Elon Musk’s personal attorney, Alex Spiro, sent a letter on Twitter’s behalf to Microsoft CEO Satya Nadella accusing Microsoft of breaching Twitter’s developer agreement, as reported The New York Times. In Thursday’s letter (available in full below), Spiro claims that Microsoft may have violated “multiple provisions” of Twitter’s Developer Agreement “for an extended period.”
Until recently, Microsoft had integrated Twitter’s APIs into some of its products – the Twitter letter claims that Microsoft operated “eight separate Twitter API applications” integrated into products such as Xbox, Bing and its advertising platform . But it started supporting those APIs in April, including dropping sharing clips to Twitter from Xbox, likely due to Twitter’s generally more expensive new API tiers.

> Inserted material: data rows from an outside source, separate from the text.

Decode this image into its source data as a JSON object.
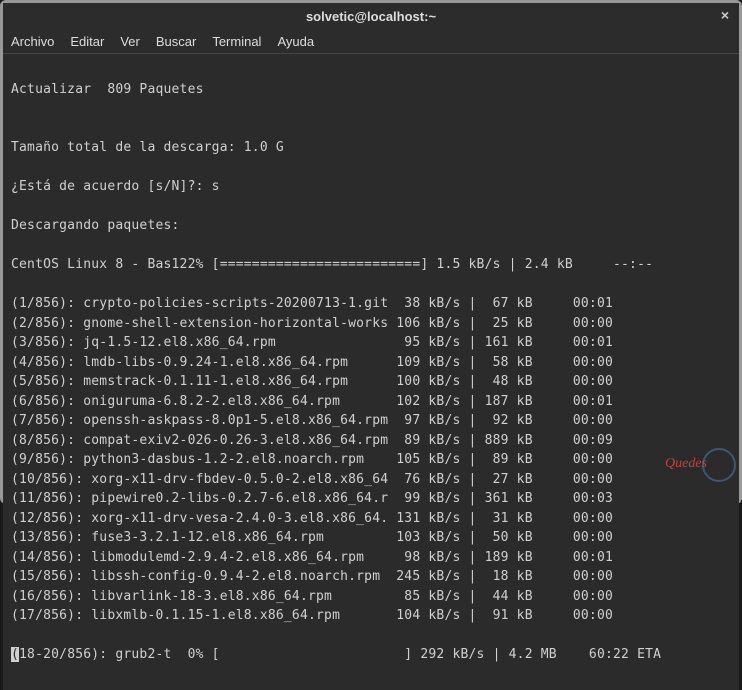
{
  "window": {
    "title": "solvetic@localhost:~",
    "close_glyph": "×"
  },
  "menu": {
    "archivo": "Archivo",
    "editar": "Editar",
    "ver": "Ver",
    "buscar": "Buscar",
    "terminal": "Terminal",
    "ayuda": "Ayuda"
  },
  "body": {
    "update": "Actualizar  809 Paquetes",
    "blank": "",
    "size": "Tamaño total de la descarga: 1.0 G",
    "confirm": "¿Está de acuerdo [s/N]?: s",
    "downloading": "Descargando paquetes:",
    "repo": "CentOS Linux 8 - Bas122% [=========================] 1.5 kB/s | 2.4 kB     --:--",
    "rows": [
      "(1/856): crypto-policies-scripts-20200713-1.git  38 kB/s |  67 kB     00:01",
      "(2/856): gnome-shell-extension-horizontal-works 106 kB/s |  25 kB     00:00",
      "(3/856): jq-1.5-12.el8.x86_64.rpm                95 kB/s | 161 kB     00:01",
      "(4/856): lmdb-libs-0.9.24-1.el8.x86_64.rpm      109 kB/s |  58 kB     00:00",
      "(5/856): memstrack-0.1.11-1.el8.x86_64.rpm      100 kB/s |  48 kB     00:00",
      "(6/856): oniguruma-6.8.2-2.el8.x86_64.rpm       102 kB/s | 187 kB     00:01",
      "(7/856): openssh-askpass-8.0p1-5.el8.x86_64.rpm  97 kB/s |  92 kB     00:00",
      "(8/856): compat-exiv2-026-0.26-3.el8.x86_64.rpm  89 kB/s | 889 kB     00:09",
      "(9/856): python3-dasbus-1.2-2.el8.noarch.rpm    105 kB/s |  89 kB     00:00",
      "(10/856): xorg-x11-drv-fbdev-0.5.0-2.el8.x86_64  76 kB/s |  27 kB     00:00",
      "(11/856): pipewire0.2-libs-0.2.7-6.el8.x86_64.r  99 kB/s | 361 kB     00:03",
      "(12/856): xorg-x11-drv-vesa-2.4.0-3.el8.x86_64. 131 kB/s |  31 kB     00:00",
      "(13/856): fuse3-3.2.1-12.el8.x86_64.rpm         103 kB/s |  50 kB     00:00",
      "(14/856): libmodulemd-2.9.4-2.el8.x86_64.rpm     98 kB/s | 189 kB     00:01",
      "(15/856): libssh-config-0.9.4-2.el8.noarch.rpm  245 kB/s |  18 kB     00:00",
      "(16/856): libvarlink-18-3.el8.x86_64.rpm         85 kB/s |  44 kB     00:00",
      "(17/856): libxmlb-0.1.15-1.el8.x86_64.rpm       104 kB/s |  91 kB     00:00"
    ],
    "progress_prefix": "(",
    "progress_rest": "18-20/856): grub2-t  0% [                       ] 292 kB/s | 4.2 MB    60:22 ETA"
  },
  "watermark": "Quedes"
}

According to the letter, examples of Microsoft’s violation of Twitter’s Developer Agreement include using the API for “unauthorized uses and purposes” and Microsoft not notifying Twitter of “any use cases for six of the eight Microsoft apps it continued to operate until last month.” Claiming their approval requires full cooperation from Microsoft, Spiro’s letter calls for a “compliance audit” for each of the eight apps until April 2023, when Microsoft shut them down. This demands a broad range of information from Microsoft about each of the apps and how it used Twitter data, all provided by June 7.

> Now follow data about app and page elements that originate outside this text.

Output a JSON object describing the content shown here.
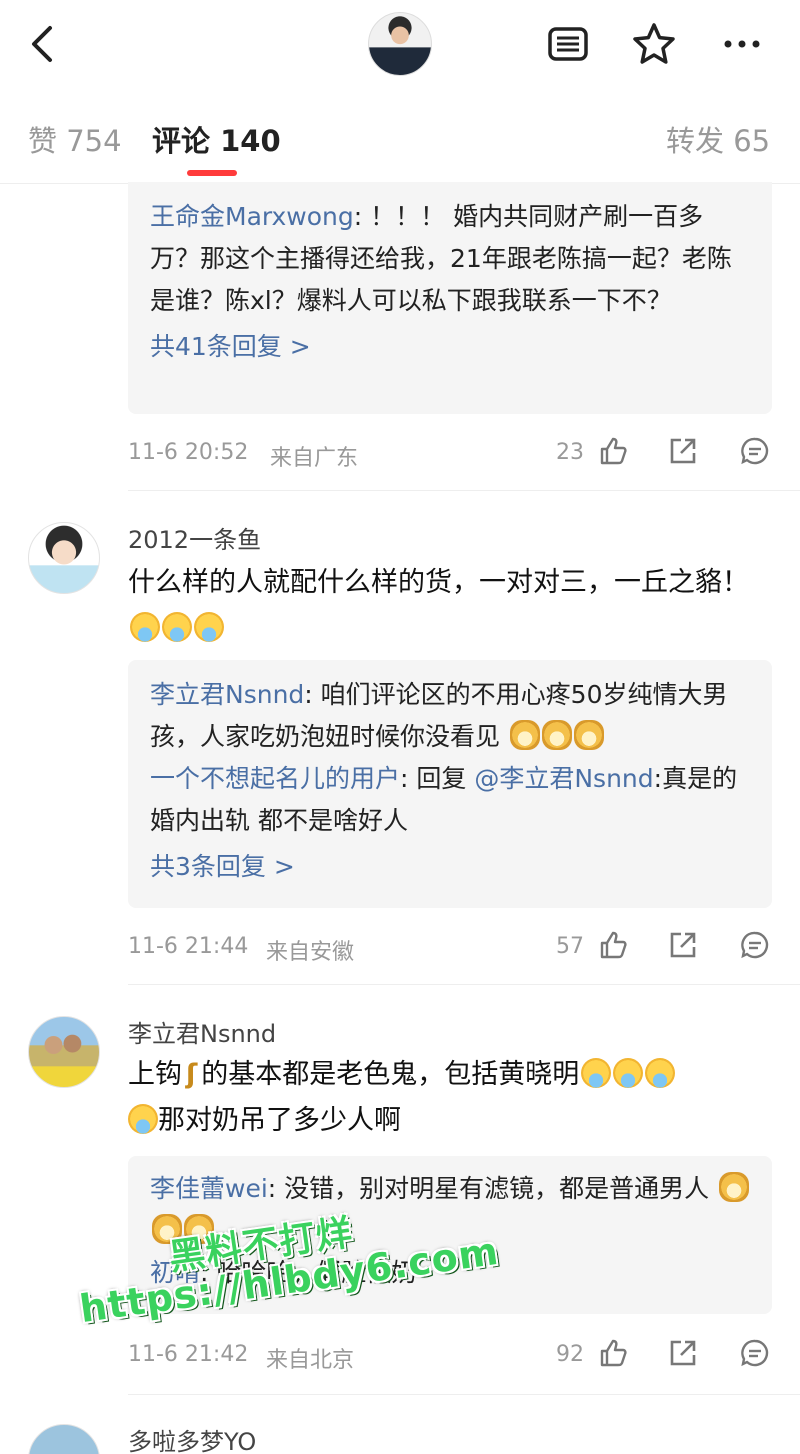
{
  "header": {
    "back_icon": "chevron-left-icon",
    "more_icon": "more-dots-icon"
  },
  "tabs": [
    {
      "label": "赞 754"
    },
    {
      "label": "评论 140"
    },
    {
      "label": "转发 65"
    }
  ],
  "thread1": {
    "reply_user": "王命金Marxwong",
    "reply_text": ": ！！！ 婚内共同财产刷一百多万？那这个主播得还给我，21年跟老陈搞一起？老陈是谁？陈xl？爆料人可以私下跟我联系一下不？",
    "more": "共41条回复 >",
    "time": "11-6 20:52",
    "location": "来自广东",
    "likes": "23"
  },
  "comment2": {
    "author": "2012一条鱼",
    "text": "什么样的人就配什么样的货，一对对三，一丘之貉！",
    "replies": [
      {
        "user": "李立君Nsnnd",
        "text": ": 咱们评论区的不用心疼50岁纯情大男孩，人家吃奶泡妞时候你没看见"
      },
      {
        "user": "一个不想起名儿的用户",
        "text": ": 回复 ",
        "mention": "@李立君Nsnnd",
        "tail": ":真是的 婚内出轨 都不是啥好人"
      }
    ],
    "more": "共3条回复 >",
    "time": "11-6 21:44",
    "location": "来自安徽",
    "likes": "57"
  },
  "comment3": {
    "author": "李立君Nsnnd",
    "text_a": "上钩",
    "text_b": "的基本都是老色鬼，包括黄晓明",
    "text_c": "那对奶吊了多少人啊",
    "replies": [
      {
        "user": "李佳蕾wei",
        "text": ": 没错，别对明星有滤镜，都是普通男人"
      },
      {
        "user": "初晴",
        "text": ": 哈哈哈，假脸假奶"
      }
    ],
    "time": "11-6 21:42",
    "location": "来自北京",
    "likes": "92"
  },
  "comment4": {
    "author": "多啦多梦YO"
  },
  "watermark": {
    "line1": "黑料不打烊",
    "line2": "https://hlbdy6.com"
  }
}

Microsoft spokesperson Frank Shaw shared the following statement with The edge. “Today we were asked questions by a law firm representing Twitter about our past use of the free Twitter API. We will review these questions and respond appropriately. We look forward to continuing our long-term partnership with the company. The company also indicated to the NYT that it does not currently pay Twitter for data.
Twitter’s press email responded to a request for comment with a poo emoji, as it has done since March.

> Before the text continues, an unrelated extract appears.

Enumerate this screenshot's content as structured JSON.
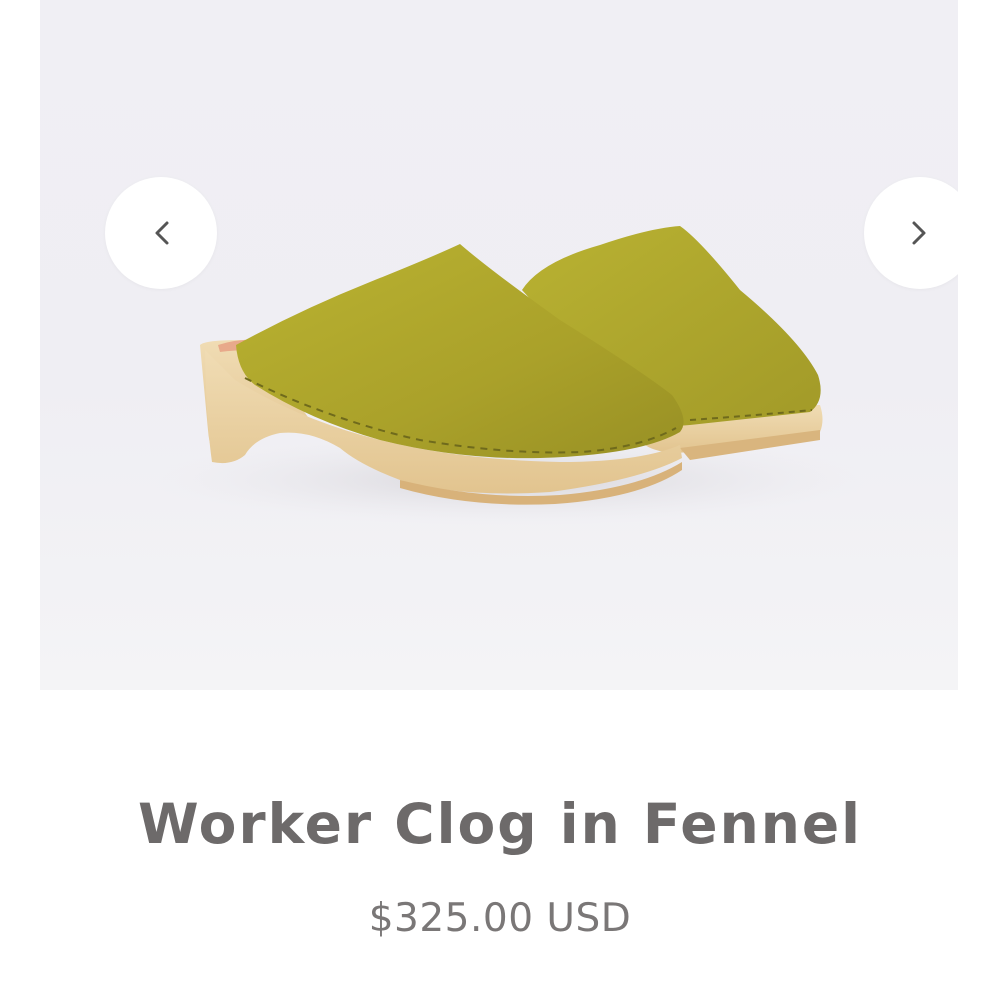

Spiro’s letter does not mention any pending legal action. However, in April, Musk already threatened to sue Microsoft for “illegally training using Twitter data”, apparently referring to data used to train large language models used in chatbots like Bing from Microsoft and ChatGPT from OpenAI. Other companies have taken less drastic approaches to try to take advantage of the formation of these patterns; Reddit, for example, recently announced API changes to allow it to better monetize its data.